PROBLEM TO WORK ON: Go through the records and report each line in which the word "JSON" occurs.

EXERCISE INPUT:
################

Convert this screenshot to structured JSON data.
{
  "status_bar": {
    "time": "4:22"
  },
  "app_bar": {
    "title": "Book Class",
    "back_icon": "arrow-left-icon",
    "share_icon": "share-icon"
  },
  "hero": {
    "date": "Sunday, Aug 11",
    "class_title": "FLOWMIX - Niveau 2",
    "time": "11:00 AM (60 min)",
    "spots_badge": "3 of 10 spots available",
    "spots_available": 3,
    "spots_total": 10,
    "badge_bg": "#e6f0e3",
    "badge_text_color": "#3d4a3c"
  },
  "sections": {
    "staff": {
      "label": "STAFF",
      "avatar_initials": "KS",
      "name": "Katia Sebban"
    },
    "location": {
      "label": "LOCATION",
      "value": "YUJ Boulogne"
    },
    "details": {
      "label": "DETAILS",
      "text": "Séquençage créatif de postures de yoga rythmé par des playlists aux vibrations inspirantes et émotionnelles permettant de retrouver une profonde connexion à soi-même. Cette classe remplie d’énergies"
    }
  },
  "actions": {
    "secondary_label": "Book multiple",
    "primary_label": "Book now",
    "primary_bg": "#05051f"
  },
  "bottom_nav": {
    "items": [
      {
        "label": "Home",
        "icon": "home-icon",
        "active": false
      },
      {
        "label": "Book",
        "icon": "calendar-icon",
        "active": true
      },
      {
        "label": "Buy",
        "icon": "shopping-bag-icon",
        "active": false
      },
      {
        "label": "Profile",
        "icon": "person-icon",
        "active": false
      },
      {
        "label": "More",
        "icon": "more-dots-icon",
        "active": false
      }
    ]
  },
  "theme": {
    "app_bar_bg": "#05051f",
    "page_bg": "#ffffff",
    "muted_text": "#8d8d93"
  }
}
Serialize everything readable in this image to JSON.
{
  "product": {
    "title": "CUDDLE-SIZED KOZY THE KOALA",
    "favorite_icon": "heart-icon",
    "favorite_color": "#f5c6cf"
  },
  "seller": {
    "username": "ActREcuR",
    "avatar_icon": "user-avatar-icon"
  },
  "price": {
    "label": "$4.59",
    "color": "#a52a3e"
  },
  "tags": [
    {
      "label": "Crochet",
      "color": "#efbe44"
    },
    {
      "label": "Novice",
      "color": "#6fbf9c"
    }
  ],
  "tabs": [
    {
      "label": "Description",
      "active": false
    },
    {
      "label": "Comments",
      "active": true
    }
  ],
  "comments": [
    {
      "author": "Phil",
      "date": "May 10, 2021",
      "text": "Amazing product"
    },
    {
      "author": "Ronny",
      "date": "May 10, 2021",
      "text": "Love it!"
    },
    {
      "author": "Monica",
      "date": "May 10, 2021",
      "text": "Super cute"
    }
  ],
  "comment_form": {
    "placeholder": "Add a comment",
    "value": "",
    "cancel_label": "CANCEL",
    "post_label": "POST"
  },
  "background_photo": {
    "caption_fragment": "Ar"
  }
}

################

ANSWER TO THE PROBLEM:
Convert this screenshot to structured JSON data.
Serialize everything readable in this image to JSON.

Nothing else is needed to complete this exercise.